Peace times obviously should not envisage a huge military presence or military representation in civilian positions. Wigneswaran sees, as many as others have, a contradiction in having a large military presence even after the end of the war. He states that 10- 15 out of 20 battalions are stationed in the north. To have a governor drawn from the forces is antithetic to the creation of a peace platform. That he is not advocating the withdrawal of the military governor from a narrow chauvinistic attitude is evident by his suggestion that a person like Prof. Savitri Gunasekera, former law professor and Vice Chancellor of the University of Colombo, a recognized personality from civil society with a background in working on human rights issues be appointed as the Governor of the Northern Province. The mindset of the military is not tenable in peace times is his contention.
Building infrastructure for practical politics
That Wigneswaran is seeing the whole picture and not a narrow vision is seen in his request to the TNA nomination committee. He has advised that it should “get the right people who will be able to work with him as a team with good understanding. Apart from political issues, they should also possess the broader outlook with reference to educational activities and economic development. As the NP Council is going to be the democratically elected premier body in a province devastated by war, it should be effective in dealing with whatever issues it may come across” – a commendable approach for the selection of candidates for political office.
Equity for all
If the TNA wins he hopes to conduct the affairs of the council leaving no room for discrimination on the basis of race, religion or region, meting out equal treatment to all mindful of human rights. He clearly states that there will be no room for politicization of the administration. Hence appointments and job opportunities will be based on merit. These are clear prescriptions for the establishment of peace and harmony. There can be no contest on the direction of the administration if Wigneswaran is given the opportunity to serve as Chief Minister. It will be advisable for the government to support an enlightened approach that shows interest in working within the system and moving forward in conflict reduction on the ethnic front.

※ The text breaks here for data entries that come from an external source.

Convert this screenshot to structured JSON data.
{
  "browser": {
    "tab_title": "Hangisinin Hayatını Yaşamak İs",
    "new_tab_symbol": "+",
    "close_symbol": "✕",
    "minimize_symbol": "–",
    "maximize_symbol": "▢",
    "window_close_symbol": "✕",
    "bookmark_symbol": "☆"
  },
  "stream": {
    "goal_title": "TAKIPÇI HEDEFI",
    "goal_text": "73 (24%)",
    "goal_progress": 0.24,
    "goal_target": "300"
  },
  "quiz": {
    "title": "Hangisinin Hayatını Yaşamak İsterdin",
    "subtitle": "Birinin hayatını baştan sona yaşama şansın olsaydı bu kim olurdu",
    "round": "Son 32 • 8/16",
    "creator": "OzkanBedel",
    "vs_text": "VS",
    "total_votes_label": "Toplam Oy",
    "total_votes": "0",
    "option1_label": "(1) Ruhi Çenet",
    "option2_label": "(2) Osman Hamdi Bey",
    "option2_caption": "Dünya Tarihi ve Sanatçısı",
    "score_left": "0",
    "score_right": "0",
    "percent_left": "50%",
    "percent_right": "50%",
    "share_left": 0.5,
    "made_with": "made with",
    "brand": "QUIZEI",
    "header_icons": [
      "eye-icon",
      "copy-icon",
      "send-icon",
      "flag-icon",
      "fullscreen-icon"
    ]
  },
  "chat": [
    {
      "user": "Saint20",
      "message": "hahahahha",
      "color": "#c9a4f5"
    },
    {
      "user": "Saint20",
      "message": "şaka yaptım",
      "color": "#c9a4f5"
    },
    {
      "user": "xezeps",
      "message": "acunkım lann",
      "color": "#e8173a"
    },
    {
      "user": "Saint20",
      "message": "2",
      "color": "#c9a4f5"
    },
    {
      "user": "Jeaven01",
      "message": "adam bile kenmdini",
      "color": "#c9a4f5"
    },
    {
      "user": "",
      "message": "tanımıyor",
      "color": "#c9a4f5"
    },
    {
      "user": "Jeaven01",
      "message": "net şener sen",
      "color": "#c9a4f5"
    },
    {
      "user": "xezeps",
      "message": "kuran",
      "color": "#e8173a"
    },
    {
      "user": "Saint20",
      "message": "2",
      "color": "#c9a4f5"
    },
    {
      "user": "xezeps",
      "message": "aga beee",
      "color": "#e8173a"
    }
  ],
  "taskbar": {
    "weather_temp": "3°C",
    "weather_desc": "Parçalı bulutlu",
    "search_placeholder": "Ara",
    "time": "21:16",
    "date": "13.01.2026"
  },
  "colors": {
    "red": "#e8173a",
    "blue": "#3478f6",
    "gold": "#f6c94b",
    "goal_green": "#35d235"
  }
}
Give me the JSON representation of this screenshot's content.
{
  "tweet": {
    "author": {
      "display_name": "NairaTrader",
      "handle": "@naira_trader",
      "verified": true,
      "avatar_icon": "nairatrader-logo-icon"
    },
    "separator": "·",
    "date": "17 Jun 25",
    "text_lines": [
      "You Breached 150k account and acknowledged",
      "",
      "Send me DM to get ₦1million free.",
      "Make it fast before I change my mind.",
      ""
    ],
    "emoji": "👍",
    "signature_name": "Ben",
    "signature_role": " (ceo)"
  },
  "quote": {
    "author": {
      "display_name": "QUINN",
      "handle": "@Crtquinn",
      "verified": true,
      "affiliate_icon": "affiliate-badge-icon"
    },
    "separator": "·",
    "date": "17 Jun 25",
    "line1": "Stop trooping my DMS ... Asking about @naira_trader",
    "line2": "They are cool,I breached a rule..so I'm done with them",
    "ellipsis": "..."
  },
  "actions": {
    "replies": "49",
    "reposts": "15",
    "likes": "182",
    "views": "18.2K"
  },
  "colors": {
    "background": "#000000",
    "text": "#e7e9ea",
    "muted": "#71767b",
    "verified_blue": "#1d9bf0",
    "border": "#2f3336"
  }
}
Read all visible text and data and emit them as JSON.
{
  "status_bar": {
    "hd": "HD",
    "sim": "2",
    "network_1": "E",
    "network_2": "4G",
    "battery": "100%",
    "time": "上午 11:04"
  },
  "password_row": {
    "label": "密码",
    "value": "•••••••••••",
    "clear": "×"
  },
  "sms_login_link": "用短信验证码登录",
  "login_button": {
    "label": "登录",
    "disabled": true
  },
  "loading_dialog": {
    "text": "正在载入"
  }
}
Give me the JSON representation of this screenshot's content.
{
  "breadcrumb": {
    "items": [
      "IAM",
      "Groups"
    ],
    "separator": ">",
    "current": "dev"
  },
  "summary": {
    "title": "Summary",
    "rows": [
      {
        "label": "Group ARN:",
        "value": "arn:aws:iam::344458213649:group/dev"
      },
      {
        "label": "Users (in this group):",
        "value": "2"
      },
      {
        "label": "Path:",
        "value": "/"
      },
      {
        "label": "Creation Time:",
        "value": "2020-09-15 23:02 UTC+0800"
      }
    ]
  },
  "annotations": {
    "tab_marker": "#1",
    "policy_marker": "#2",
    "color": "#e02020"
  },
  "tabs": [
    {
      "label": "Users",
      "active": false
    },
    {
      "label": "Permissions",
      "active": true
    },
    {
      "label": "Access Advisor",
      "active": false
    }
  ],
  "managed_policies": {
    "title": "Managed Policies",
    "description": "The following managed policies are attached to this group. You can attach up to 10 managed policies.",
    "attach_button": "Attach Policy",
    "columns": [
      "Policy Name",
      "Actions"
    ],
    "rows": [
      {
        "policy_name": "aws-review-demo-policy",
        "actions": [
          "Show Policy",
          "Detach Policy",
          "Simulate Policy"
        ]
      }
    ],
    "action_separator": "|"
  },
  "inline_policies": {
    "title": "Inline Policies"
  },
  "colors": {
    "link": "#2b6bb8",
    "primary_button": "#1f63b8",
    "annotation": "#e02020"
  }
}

Many rejoiced in the certainty that peace can be secured; country will prosper; wise decisions will be taken to ensure that people live in peace and harmony, in trust and accommodation. The widespread belief was that politicians across the divide will make rational decisions to ensure freedom to all Lankans without prejudice or bias.
Just as there was war fatigue towards the end of the war, there is, today, general fatigue with constant harping on ethnicity, on the provincial councils with or without land and police powers and with the stage managed actors selected to introduce controversial subjects for debate that interested parties would like to keep alive although quick resolution of these is the need of the hour.
No candidate will be perfect but the choice of Wigneswaran will drive home the fact that candidates apart from their grass roots links must also have other credentials to make their candidature attractive to the voter and to make certain that when elected they have the necessary mind set to fulfill their roles in the Council to meet the needs of the people.
What made the change is the past record of the individual as a man of integrity, an upright judge, with proven record of rational studied judgements without fear or favour.
It is essential to have people with education, who work out rationally policies and strategies that will help in developing better prospects for society. Their responsibility will be by their calculated moves shape public opinion which in turn will influence the actions of the ‘power holders’. In today’s context when information, knowledge is specialized it does require a degree of ‘intellectualism’ to be able to understand and work systems. If this quality is available the quality of debate will be incredibly superior to what we have around. Men and women without educational qualifications have done well in exceptional circumstances but they have been persons who have diligently applied themselves to the task under study or issues that have to be investigated.